And it was just at this point that the time for my visit ran out. As I was going to get up, Jordi Turull appeared, a little thinner. We greeted each other putting our hands together with the glass between them. For a few seconds we could chat about things that are neither here nor there now.
The two left through door M25 and I retraced my steps back out. This time, the official who accompanied me, also very young, turned out to be from Badalona. That confirms that the world is divided into those of us who are from Badalona and the rest of humanity. Well, and Josep Rull who is very much from Terrassa, but who has a little of Badalona in his heart.
More doors opening and closing, back to the locker with my things in. When I took the key out of the lock, instead of one euro, two came out. I gave the one that wasn't mine to the officials who, on receiving it, said: "Oh look, in case we need to give change".
Once outside, whilst walking to my car, I had a great sensation of unreality. I was leaving a prison after seeing a political prisoner. One of the nine political prisoners there are in my country. In the 21st century. A country which has a further eight politicians in exile. Oh, and a rapper and a protester too.

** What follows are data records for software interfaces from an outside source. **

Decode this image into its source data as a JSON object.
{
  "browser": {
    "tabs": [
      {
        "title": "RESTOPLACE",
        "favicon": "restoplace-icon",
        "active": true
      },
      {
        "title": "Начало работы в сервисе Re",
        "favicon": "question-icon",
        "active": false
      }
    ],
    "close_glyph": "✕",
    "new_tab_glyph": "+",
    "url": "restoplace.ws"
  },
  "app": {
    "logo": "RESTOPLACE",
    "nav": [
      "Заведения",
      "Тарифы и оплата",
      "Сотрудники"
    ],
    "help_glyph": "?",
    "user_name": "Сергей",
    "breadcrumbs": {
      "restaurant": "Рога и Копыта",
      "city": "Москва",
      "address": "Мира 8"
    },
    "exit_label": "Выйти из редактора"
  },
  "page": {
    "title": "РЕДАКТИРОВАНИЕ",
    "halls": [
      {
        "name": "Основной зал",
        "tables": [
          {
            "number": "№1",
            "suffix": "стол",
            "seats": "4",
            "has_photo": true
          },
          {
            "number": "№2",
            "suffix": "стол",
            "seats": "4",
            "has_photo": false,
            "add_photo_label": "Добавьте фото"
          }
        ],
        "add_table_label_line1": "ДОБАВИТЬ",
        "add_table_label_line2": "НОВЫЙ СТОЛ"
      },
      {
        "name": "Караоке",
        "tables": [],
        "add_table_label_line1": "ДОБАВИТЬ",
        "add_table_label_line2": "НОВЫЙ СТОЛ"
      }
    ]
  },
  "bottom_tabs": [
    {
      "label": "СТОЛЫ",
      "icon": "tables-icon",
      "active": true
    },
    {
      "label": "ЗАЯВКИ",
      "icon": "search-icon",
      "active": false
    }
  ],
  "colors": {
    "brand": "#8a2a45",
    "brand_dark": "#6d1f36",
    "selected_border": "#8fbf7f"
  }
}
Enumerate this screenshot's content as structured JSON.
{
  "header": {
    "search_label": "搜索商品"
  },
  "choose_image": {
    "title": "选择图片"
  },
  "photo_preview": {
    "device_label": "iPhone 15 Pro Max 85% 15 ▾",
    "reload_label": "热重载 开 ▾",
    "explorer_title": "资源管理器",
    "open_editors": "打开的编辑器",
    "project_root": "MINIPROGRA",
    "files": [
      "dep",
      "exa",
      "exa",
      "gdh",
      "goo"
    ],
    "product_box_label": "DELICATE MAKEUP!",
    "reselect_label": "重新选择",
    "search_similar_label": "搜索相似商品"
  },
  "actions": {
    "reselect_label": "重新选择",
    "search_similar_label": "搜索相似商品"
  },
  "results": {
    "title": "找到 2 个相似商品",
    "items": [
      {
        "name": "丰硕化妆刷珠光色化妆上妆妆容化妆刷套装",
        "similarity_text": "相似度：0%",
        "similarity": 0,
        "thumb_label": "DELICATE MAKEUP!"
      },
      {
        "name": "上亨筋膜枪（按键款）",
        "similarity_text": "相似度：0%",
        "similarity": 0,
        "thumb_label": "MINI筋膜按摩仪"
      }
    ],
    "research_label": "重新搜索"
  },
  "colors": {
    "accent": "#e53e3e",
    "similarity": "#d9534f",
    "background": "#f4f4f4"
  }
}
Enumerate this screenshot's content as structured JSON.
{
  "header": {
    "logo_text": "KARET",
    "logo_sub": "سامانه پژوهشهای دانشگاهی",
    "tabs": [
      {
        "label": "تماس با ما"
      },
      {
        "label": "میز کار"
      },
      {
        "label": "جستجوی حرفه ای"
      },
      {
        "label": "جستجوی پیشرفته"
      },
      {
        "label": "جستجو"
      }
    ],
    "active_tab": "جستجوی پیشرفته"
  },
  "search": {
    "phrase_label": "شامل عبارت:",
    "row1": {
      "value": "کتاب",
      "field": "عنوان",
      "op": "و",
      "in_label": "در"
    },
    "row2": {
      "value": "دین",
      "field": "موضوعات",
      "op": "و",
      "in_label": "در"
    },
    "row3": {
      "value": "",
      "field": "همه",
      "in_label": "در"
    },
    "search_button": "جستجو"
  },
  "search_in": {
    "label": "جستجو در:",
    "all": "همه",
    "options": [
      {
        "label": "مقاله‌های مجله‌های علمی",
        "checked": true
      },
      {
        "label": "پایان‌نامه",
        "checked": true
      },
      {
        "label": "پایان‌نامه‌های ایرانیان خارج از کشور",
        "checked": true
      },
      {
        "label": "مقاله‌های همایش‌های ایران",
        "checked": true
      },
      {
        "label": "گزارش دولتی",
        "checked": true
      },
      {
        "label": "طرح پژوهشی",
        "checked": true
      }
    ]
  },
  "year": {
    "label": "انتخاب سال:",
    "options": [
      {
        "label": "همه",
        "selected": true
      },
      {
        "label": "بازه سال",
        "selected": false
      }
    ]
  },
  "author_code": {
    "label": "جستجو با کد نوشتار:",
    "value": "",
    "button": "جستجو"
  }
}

And they're here and there because, according to the people who put them there or collaborated with that process, they broke the law. Then I turned to look again at the building from the ramp which runs down to the car park. And instead of "Sentences depriving [people of their] freedom and our security measures are aimed at reeducation and reintroduction to society", the phrase that came to mind was "Who judges the judges and who has power over justice when it isn't just?". And I still haven't found an answer to that. And I'm afraid that I won't.